The same developer behind two controversial projects already under construction in San Luis Obispo is eyeing another: a four-story mixed-use project at 790 Foothill Blvd.
LR Development Group, an El Segundo-based company, submitted the plans for 78 units of housing and 6,800 square feet of ground floor commercial/retail space. The project would be developed on three parcels, including the current location of Blackhorse Espresso and Bakery.
- Image Courtesy Of The City Of SLO
- FOOTHILL HOUSING Plans for a four-story mixed-use development at 790 Foothill Blvd. in SLO is moving down the city's review pipeline. It proposes 6,800 square-feet of ground floor commercial space and 78 housing units.
Developer Loren Riehl told New Times the project represents the type of "infill" housing SLO's looking for.
"This specific lot has been mentioned as being appropriate for this type of development, so we believe the location will receive support," Riehl said in an email on April 24.
The plans call for a 43-foot building—eight feet taller than the city zoning code allows—a 35 percent density bonus, and 90 percent lot coverage—a maximum of 75 percent is normally allowed. Those exceptions are under consideration since the project would provide 12 housing units for very low-income renters. State law requires cities to allow a density bonus, specifically, if a project has a certain percentage of affordable units, according to city officials. As an infill development, the project is exempt from environmental review under CEQA (the California Environmental Quality Act).
Riehl said he's open to feedback from city residents and officials on the design of his project. The SLO Architectural Review Commission is scheduled to review the plans on May 7. After that, it will go to the Planning Commission, then the City Council for approval.
"We have worked diligently to address the issues brought up during other public hearings, and we will always keep an open mind throughout the public hearing process," Riehl said.
Riehl's previous two SLO projects drew intense opposition from community members. Locals took Riehl to court over a 33-unit housing project at 71 Palomar Ave., alleging CEQA violations. Riehl asked the judge to bill the suing residents $500,000 for his delay costs. He prevailed in the overall case, but was denied the request for a reimbursement.
Another four-story project recently approved at 22 Chorro St. received criticism for its height, parking reductions, and proximity to the adjacent neighborhood. Locals lamented the loss of public views of the Cerro San Luis Mountain. Mock-up images of the new proposed four-story project appear to shield some of Bishop Peak from view.

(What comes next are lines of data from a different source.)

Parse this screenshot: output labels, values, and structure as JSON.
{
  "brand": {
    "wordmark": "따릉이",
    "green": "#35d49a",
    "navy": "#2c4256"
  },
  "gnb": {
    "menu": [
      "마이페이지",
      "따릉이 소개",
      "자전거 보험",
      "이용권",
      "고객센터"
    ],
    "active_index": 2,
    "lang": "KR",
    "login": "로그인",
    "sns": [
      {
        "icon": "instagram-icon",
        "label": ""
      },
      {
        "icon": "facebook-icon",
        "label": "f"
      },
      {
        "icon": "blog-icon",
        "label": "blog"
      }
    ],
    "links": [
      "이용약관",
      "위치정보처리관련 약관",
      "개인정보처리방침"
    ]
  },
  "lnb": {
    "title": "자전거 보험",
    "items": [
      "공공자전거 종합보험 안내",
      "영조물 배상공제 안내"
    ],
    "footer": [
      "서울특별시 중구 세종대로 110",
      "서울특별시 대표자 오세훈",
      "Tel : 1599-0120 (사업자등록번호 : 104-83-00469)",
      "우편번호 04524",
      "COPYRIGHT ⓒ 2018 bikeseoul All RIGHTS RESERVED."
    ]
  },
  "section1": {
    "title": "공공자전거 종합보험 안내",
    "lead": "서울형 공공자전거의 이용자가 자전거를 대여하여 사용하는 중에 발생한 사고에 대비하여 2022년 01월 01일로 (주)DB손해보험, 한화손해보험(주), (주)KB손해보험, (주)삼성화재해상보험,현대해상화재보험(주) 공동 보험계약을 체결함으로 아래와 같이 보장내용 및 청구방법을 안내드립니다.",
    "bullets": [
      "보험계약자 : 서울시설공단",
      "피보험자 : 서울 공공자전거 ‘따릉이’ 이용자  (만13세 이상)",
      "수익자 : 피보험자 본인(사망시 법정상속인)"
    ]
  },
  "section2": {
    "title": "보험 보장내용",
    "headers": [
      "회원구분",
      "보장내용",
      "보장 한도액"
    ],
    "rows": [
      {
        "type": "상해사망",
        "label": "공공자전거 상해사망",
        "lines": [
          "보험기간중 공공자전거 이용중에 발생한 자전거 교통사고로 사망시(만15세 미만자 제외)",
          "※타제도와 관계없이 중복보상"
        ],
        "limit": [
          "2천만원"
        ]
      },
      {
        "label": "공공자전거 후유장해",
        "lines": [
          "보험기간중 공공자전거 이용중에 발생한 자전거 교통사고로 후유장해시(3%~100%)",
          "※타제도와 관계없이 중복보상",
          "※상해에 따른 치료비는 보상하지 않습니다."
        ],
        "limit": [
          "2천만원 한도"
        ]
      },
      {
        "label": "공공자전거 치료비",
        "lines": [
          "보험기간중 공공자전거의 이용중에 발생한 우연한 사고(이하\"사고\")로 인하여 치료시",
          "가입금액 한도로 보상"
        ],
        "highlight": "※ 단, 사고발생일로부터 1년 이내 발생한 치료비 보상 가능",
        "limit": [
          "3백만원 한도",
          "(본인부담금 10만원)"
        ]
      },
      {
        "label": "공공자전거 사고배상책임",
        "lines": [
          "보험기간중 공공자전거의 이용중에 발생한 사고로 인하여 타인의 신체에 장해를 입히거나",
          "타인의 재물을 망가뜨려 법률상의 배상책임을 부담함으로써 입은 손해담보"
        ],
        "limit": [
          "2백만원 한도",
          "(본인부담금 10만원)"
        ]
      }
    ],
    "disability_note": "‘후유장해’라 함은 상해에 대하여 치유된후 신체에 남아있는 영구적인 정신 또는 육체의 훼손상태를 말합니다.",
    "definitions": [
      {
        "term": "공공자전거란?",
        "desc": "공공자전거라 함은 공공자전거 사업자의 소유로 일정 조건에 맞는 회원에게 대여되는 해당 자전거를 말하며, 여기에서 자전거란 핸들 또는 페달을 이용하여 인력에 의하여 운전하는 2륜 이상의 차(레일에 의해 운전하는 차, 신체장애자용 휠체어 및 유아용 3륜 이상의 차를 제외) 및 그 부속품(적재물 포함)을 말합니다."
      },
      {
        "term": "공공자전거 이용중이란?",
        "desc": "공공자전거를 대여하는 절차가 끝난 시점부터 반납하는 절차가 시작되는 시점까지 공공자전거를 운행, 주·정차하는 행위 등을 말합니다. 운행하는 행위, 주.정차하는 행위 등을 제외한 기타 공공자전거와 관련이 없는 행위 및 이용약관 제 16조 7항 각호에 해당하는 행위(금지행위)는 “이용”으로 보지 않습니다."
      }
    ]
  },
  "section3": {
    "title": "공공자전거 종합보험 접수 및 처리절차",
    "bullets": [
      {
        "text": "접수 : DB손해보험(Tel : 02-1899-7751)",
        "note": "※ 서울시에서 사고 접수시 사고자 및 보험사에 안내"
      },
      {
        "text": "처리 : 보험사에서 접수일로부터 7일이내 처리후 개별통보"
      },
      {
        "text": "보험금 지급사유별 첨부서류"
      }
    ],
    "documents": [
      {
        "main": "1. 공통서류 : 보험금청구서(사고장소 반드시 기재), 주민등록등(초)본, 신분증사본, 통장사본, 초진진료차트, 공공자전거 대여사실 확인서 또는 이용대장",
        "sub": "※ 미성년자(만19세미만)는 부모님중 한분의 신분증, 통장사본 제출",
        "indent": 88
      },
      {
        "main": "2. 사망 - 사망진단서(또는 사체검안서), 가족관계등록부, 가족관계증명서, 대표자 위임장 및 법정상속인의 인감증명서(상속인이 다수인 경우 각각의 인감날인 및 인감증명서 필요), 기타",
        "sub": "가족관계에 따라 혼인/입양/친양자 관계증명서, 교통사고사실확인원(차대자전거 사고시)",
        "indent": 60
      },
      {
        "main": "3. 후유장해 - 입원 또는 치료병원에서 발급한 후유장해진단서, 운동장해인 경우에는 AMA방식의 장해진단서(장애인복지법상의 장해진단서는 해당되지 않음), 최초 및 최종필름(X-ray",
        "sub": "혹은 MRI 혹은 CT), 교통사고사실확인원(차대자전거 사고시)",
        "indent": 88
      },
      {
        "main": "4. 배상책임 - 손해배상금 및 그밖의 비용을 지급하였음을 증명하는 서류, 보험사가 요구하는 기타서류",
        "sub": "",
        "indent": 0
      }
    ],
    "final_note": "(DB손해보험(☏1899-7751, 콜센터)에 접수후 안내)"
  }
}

Riehl noted that he doesn't expect the same community opposition for this project because it's in a commercial district, and he isn't requesting a parking reduction.
But SLO resident Kathy Borland, co-founder of a recently formed residential group Preserve the SLO Life, described the project to New Times as "another development in an already impacted area with heights that will block the viewshed," adding that it will "greatly affect the neighborhood." Preserve the SLO Life recently earned a court settlement with the city over the impacts of Avila Ranch, a planned 720-home development.
"Preserve the SLO Life is about quality neighborhoods and smart growth with infrastructure improvements," Borland said in an email. "Residents are fed up with 'out-of-control development' and many are leaving." Δ